**Exercise brief**
Each entry that appears below should be restated word for word.

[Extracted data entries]
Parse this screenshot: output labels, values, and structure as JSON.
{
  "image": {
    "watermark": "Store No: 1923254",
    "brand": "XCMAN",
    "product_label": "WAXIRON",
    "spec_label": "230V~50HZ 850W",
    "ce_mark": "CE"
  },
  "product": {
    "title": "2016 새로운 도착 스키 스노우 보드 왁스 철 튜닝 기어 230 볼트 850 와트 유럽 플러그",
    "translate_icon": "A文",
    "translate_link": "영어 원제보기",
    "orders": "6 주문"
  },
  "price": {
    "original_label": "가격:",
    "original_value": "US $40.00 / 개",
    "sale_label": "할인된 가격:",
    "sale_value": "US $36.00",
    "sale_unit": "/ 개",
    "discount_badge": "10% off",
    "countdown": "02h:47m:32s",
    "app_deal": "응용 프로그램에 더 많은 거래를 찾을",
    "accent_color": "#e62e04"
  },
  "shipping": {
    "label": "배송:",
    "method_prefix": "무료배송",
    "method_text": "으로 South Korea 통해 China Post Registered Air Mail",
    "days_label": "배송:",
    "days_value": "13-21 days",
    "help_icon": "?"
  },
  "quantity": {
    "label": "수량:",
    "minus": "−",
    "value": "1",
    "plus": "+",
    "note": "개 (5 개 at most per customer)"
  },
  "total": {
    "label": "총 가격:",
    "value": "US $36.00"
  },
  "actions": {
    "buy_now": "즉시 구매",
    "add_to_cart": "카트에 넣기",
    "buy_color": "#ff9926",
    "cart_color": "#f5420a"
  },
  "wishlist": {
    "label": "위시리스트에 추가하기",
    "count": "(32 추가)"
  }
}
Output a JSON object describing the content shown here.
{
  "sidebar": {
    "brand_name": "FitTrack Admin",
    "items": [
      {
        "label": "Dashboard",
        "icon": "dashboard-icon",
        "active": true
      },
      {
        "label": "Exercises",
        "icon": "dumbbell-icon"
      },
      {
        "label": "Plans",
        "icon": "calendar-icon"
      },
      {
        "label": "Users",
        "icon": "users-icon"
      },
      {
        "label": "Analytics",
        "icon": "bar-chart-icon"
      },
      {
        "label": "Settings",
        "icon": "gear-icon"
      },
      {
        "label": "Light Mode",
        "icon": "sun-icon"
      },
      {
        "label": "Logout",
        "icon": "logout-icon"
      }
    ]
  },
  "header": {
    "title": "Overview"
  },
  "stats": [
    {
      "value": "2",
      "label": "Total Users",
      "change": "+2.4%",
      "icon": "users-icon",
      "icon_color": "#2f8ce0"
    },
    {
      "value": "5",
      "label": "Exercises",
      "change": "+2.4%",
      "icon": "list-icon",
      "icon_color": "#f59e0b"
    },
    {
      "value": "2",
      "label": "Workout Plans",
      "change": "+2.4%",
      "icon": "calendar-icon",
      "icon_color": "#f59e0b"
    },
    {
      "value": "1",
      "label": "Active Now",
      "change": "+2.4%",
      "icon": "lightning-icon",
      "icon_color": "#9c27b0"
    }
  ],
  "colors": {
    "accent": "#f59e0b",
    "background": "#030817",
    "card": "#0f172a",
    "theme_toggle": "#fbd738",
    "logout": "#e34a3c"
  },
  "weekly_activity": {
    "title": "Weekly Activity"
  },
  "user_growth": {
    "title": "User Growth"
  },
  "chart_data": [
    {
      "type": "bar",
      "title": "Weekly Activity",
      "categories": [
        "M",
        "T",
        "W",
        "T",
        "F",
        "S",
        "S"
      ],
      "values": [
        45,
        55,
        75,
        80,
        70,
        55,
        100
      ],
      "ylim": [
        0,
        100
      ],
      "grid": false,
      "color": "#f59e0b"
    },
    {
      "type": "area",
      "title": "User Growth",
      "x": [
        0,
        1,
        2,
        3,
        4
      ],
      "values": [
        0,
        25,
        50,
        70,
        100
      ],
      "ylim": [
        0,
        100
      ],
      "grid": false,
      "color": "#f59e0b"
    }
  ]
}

**Response area**
Parse this screenshot: output labels, values, and structure as JSON.
{
  "image": {
    "watermark": "Store No: 1923254",
    "brand": "XCMAN",
    "product_label": "WAXIRON",
    "spec_label": "230V~50HZ 850W",
    "ce_mark": "CE"
  },
  "product": {
    "title": "2016 새로운 도착 스키 스노우 보드 왁스 철 튜닝 기어 230 볼트 850 와트 유럽 플러그",
    "translate_icon": "A文",
    "translate_link": "영어 원제보기",
    "orders": "6 주문"
  },
  "price": {
    "original_label": "가격:",
    "original_value": "US $40.00 / 개",
    "sale_label": "할인된 가격:",
    "sale_value": "US $36.00",
    "sale_unit": "/ 개",
    "discount_badge": "10% off",
    "countdown": "02h:47m:32s",
    "app_deal": "응용 프로그램에 더 많은 거래를 찾을",
    "accent_color": "#e62e04"
  },
  "shipping": {
    "label": "배송:",
    "method_prefix": "무료배송",
    "method_text": "으로 South Korea 통해 China Post Registered Air Mail",
    "days_label": "배송:",
    "days_value": "13-21 days",
    "help_icon": "?"
  },
  "quantity": {
    "label": "수량:",
    "minus": "−",
    "value": "1",
    "plus": "+",
    "note": "개 (5 개 at most per customer)"
  },
  "total": {
    "label": "총 가격:",
    "value": "US $36.00"
  },
  "actions": {
    "buy_now": "즉시 구매",
    "add_to_cart": "카트에 넣기",
    "buy_color": "#ff9926",
    "cart_color": "#f5420a"
  },
  "wishlist": {
    "label": "위시리스트에 추가하기",
    "count": "(32 추가)"
  }
}
Output a JSON object describing the content shown here.
{
  "sidebar": {
    "brand_name": "FitTrack Admin",
    "items": [
      {
        "label": "Dashboard",
        "icon": "dashboard-icon",
        "active": true
      },
      {
        "label": "Exercises",
        "icon": "dumbbell-icon"
      },
      {
        "label": "Plans",
        "icon": "calendar-icon"
      },
      {
        "label": "Users",
        "icon": "users-icon"
      },
      {
        "label": "Analytics",
        "icon": "bar-chart-icon"
      },
      {
        "label": "Settings",
        "icon": "gear-icon"
      },
      {
        "label": "Light Mode",
        "icon": "sun-icon"
      },
      {
        "label": "Logout",
        "icon": "logout-icon"
      }
    ]
  },
  "header": {
    "title": "Overview"
  },
  "stats": [
    {
      "value": "2",
      "label": "Total Users",
      "change": "+2.4%",
      "icon": "users-icon",
      "icon_color": "#2f8ce0"
    },
    {
      "value": "5",
      "label": "Exercises",
      "change": "+2.4%",
      "icon": "list-icon",
      "icon_color": "#f59e0b"
    },
    {
      "value": "2",
      "label": "Workout Plans",
      "change": "+2.4%",
      "icon": "calendar-icon",
      "icon_color": "#f59e0b"
    },
    {
      "value": "1",
      "label": "Active Now",
      "change": "+2.4%",
      "icon": "lightning-icon",
      "icon_color": "#9c27b0"
    }
  ],
  "colors": {
    "accent": "#f59e0b",
    "background": "#030817",
    "card": "#0f172a",
    "theme_toggle": "#fbd738",
    "logout": "#e34a3c"
  },
  "weekly_activity": {
    "title": "Weekly Activity"
  },
  "user_growth": {
    "title": "User Growth"
  },
  "chart_data": [
    {
      "type": "bar",
      "title": "Weekly Activity",
      "categories": [
        "M",
        "T",
        "W",
        "T",
        "F",
        "S",
        "S"
      ],
      "values": [
        45,
        55,
        75,
        80,
        70,
        55,
        100
      ],
      "ylim": [
        0,
        100
      ],
      "grid": false,
      "color": "#f59e0b"
    },
    {
      "type": "area",
      "title": "User Growth",
      "x": [
        0,
        1,
        2,
        3,
        4
      ],
      "values": [
        0,
        25,
        50,
        70,
        100
      ],
      "ylim": [
        0,
        100
      ],
      "grid": false,
      "color": "#f59e0b"
    }
  ]
}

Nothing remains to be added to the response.